[Greek polutokos, bearing many offspring : polu-, poly- + tokos, offspring, birth; see tek- in Indo-European roots.]


1. (Botany) botany obsolete flowering multiple times during a lifetime
2. (Zoology) zoology birthing multiple offspring simultaneously
References in periodicals archive ?
Larger fetuses of monotocous species are more prone to maldisposition than relatively small ovoid fetuses of polytocous species (Jackson, 1995).
Many researchers have studied either genes or factors affecting litter size in single species instead of directly focusing on the differences between monotocous and polytocous species.
In order to identify important genes that underlie the differences between monotocous and polytocous species, a novel approach focusing on the evolutionary genetic differences between the two groups of species was applied.
Human, chimpanzee, orangutan, macaque, panda, horse, cow and dolphin were selected as monotocous species, and mouse, rat, dog, cat, pig and Tasmanian devil were selected as polytocous species with the platypus as an outgroup.
Ontogeny of sexual dimorphism in size among polytocous mammals: tests of two carnivo- rous marsupials.
College Dublin, Ireland) have collected these papers for policymakers and researchers in agricultural sciences, covering such topics as the behavioral indicators of animal health and welfare, poultry housing and environment, resting behaviors as an assessment tool, the influence of genetics and breeding on animal welfare and mother-offspring behavior in polytocous animals.
Indeed, individual offspring of polytocous ungulates that produce 2 offspring per breeding attempt might be lighter at birth than single offspring of monotocous ungulates (Roff 1992).
I can thus also conclude that moose allocate energy to maternal care as a monotocous species during the gestation period but as a polytocous species during the lactation period.
To earn the inheritance, Tse will have to keep discovering new substances and processes from which to bring forth her polytocous cr eations.
Litter size declines with age and parity in females of many, but not all, species of polytocous domestic and wild mammals (Sadleir, 1969; Nalbandov, 1976).
In this work, we report a quantitative analysis of family effects on life-history traits in a polytocous ungulate, the roe deer (Capreolus capreolus).

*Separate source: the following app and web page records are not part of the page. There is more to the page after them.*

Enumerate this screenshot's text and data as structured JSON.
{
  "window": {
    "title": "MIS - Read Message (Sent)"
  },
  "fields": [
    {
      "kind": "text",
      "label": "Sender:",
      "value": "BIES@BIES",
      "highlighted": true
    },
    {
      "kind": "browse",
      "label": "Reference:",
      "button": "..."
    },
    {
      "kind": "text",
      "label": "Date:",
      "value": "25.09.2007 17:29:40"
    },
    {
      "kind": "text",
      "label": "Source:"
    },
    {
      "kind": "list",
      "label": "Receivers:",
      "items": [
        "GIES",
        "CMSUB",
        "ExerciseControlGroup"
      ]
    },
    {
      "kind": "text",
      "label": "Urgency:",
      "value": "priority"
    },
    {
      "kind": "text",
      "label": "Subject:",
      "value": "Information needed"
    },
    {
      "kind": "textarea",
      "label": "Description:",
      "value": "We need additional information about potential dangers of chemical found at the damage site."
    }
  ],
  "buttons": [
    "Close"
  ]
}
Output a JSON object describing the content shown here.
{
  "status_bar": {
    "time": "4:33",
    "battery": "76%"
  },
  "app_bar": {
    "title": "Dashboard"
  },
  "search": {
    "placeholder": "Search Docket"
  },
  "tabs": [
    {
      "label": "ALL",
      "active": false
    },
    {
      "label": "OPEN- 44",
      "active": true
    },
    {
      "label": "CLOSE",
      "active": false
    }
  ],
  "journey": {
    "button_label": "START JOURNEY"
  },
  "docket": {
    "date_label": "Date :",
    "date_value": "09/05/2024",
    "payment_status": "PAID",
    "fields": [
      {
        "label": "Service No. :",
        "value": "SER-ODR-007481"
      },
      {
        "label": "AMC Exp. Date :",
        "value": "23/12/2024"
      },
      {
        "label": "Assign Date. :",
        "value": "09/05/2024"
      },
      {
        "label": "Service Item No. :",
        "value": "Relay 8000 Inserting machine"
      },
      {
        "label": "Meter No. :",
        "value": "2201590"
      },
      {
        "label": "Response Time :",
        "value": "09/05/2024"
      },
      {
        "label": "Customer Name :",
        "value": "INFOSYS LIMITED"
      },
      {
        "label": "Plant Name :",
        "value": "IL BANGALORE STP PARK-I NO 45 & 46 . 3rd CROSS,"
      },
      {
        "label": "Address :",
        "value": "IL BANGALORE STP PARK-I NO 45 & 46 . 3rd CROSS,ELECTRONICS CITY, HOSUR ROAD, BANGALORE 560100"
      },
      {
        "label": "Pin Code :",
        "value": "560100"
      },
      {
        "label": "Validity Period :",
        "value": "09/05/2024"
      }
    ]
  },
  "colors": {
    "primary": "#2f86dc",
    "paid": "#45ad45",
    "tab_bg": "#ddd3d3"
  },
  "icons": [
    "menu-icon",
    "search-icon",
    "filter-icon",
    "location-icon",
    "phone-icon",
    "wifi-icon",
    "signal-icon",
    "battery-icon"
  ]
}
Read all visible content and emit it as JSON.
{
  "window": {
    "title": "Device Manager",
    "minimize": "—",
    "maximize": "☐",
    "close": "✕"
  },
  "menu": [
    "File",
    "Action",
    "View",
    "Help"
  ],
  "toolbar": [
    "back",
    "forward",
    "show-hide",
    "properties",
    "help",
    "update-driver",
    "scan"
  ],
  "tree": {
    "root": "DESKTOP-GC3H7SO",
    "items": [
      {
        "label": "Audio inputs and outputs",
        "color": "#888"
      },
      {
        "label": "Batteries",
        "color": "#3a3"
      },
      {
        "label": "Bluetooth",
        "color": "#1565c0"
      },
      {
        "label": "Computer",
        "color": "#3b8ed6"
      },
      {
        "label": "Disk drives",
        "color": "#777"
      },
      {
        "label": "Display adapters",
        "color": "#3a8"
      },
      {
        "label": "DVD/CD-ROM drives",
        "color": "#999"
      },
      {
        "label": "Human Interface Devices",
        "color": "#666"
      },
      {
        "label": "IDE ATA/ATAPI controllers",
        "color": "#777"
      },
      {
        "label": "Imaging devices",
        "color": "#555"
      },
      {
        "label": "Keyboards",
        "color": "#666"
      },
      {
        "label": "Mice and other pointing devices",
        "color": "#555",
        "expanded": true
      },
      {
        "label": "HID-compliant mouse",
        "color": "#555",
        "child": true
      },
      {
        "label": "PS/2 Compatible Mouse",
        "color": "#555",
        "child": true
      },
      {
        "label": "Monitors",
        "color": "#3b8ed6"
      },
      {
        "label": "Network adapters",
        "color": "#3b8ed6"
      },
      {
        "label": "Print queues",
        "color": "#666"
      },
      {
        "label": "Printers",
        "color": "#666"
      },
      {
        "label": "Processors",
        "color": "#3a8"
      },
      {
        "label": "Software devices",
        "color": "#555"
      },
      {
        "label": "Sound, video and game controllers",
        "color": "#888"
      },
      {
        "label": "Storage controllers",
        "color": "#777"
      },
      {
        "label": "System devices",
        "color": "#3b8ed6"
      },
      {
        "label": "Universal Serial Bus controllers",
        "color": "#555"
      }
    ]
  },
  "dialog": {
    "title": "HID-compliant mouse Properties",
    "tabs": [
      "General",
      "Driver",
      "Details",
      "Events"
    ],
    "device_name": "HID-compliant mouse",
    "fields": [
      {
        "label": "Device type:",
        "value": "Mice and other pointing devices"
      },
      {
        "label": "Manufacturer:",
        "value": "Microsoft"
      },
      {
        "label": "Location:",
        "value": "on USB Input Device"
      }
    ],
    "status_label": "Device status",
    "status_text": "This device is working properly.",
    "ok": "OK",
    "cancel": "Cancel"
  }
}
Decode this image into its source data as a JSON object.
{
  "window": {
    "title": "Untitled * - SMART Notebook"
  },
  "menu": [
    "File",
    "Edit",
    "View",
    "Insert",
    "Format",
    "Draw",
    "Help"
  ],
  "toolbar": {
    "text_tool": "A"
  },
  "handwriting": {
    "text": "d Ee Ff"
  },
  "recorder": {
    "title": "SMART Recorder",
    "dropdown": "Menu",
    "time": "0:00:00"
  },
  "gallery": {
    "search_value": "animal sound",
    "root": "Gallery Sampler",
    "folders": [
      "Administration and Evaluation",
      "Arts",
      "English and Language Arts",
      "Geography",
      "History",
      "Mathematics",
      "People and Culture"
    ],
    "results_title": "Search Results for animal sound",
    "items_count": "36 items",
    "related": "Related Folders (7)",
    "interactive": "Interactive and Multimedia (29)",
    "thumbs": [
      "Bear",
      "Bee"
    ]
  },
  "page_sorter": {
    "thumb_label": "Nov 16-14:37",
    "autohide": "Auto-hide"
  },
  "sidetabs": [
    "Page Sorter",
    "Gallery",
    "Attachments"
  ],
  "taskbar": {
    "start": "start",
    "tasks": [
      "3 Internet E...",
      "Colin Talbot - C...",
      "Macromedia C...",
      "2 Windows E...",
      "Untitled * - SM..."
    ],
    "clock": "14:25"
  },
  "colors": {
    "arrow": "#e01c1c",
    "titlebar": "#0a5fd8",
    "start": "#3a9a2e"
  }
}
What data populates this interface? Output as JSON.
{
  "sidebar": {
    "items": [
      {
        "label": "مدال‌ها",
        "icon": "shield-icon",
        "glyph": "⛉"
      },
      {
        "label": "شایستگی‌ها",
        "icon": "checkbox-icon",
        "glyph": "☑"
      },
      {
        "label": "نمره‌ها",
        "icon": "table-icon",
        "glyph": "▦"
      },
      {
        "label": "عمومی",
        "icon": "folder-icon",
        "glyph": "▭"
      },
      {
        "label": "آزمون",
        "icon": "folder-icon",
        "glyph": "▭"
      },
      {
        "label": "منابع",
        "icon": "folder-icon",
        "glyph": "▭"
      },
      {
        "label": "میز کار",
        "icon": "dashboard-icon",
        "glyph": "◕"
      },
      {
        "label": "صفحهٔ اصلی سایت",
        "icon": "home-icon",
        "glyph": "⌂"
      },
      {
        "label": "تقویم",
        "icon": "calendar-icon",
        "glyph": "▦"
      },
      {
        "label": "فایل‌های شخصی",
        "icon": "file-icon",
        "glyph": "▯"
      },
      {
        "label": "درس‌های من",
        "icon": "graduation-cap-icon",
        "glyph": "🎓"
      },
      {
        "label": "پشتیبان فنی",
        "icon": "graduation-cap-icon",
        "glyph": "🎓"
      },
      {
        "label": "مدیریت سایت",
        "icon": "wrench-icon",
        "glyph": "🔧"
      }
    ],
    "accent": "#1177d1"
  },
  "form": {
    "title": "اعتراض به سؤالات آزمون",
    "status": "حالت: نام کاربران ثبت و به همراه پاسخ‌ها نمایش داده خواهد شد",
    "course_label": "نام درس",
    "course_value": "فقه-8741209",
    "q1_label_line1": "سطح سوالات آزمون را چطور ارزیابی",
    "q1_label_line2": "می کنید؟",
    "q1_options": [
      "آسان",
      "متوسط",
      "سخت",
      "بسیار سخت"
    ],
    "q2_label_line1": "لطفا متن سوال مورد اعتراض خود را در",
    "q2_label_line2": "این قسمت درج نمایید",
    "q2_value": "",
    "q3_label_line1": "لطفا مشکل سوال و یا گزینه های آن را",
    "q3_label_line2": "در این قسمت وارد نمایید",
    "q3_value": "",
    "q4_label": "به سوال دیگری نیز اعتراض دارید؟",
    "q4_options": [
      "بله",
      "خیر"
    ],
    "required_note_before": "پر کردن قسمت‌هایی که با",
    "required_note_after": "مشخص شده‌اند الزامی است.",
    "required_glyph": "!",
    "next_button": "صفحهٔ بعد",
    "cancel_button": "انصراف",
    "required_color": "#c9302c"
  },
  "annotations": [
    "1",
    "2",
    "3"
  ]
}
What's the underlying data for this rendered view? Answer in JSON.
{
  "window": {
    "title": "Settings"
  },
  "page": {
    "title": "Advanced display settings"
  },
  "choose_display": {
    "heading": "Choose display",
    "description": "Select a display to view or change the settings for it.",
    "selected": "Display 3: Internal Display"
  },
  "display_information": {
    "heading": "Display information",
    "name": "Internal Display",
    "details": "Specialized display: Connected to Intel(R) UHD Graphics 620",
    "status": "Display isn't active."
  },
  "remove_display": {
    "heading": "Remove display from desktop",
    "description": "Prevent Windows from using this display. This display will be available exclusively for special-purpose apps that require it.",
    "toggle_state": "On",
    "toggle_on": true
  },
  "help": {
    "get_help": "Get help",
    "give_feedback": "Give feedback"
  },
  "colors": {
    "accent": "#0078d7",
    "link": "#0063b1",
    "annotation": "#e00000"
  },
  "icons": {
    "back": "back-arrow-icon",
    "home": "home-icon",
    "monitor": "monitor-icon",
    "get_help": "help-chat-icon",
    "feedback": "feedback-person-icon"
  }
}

The pervasiveness of family effects in our study of roe deer suggests that family effects should occur in other polytocous species, at least in ungulates.